*Task requirements:*
Going through the data below, please show each line containing the string "laser".

*Web page and app entries:*

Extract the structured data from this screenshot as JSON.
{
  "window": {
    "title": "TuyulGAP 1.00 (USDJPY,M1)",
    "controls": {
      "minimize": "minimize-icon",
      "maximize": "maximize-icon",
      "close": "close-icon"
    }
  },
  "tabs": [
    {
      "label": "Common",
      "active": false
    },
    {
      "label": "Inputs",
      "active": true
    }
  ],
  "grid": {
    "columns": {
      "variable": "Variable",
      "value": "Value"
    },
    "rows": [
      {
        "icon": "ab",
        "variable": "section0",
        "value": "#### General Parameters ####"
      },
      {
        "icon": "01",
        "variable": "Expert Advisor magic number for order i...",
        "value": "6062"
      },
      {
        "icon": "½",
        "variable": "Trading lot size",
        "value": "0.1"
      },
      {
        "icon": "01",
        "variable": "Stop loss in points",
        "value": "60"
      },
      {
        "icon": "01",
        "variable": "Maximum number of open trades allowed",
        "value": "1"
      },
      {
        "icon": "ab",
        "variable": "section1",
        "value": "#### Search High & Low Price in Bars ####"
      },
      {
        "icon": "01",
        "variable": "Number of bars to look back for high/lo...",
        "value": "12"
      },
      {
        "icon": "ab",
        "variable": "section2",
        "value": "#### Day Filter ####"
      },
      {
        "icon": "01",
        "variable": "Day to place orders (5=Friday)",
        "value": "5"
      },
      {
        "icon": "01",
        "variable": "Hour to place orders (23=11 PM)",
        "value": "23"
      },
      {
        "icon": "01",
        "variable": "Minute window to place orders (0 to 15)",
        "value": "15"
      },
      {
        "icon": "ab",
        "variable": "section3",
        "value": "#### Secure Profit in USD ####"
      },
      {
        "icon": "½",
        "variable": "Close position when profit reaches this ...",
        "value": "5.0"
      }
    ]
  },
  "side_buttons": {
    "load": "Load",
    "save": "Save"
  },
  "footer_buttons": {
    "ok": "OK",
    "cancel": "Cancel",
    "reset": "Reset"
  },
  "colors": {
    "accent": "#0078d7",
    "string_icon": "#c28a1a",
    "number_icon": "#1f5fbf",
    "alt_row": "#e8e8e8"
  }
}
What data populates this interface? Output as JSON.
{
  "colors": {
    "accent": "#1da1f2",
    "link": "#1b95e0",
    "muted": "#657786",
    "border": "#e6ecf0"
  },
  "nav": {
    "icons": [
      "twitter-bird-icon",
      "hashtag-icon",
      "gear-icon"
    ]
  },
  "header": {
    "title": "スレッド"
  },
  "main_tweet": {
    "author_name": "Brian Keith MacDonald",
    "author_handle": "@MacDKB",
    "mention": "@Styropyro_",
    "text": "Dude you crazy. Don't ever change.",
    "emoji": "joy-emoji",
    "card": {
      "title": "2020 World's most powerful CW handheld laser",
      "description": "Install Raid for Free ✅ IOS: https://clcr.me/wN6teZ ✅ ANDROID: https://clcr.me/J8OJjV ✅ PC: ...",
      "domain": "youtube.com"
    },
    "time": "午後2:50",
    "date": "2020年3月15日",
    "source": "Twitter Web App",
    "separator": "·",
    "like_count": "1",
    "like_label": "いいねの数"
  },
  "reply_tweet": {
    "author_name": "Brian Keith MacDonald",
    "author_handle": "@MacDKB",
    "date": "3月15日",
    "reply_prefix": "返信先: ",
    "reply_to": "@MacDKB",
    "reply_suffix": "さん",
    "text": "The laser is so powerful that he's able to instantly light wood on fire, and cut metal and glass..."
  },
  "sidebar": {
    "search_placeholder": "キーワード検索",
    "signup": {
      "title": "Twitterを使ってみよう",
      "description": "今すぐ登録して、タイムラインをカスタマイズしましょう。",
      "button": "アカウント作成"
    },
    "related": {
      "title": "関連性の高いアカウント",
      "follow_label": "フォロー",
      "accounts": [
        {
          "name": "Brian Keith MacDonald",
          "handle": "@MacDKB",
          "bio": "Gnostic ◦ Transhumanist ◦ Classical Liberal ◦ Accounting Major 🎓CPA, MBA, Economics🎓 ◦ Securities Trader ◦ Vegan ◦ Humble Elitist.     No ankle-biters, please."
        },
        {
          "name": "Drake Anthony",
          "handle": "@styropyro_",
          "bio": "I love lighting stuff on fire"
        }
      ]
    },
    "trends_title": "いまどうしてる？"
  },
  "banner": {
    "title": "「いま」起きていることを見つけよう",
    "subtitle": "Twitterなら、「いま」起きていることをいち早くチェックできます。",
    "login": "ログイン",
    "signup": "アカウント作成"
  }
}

*Exercise result:*
      "title": "2020 World's most powerful CW handheld laser",
    "text": "The laser is so powerful that he's able to instantly light wood on fire, and cut metal and glass..."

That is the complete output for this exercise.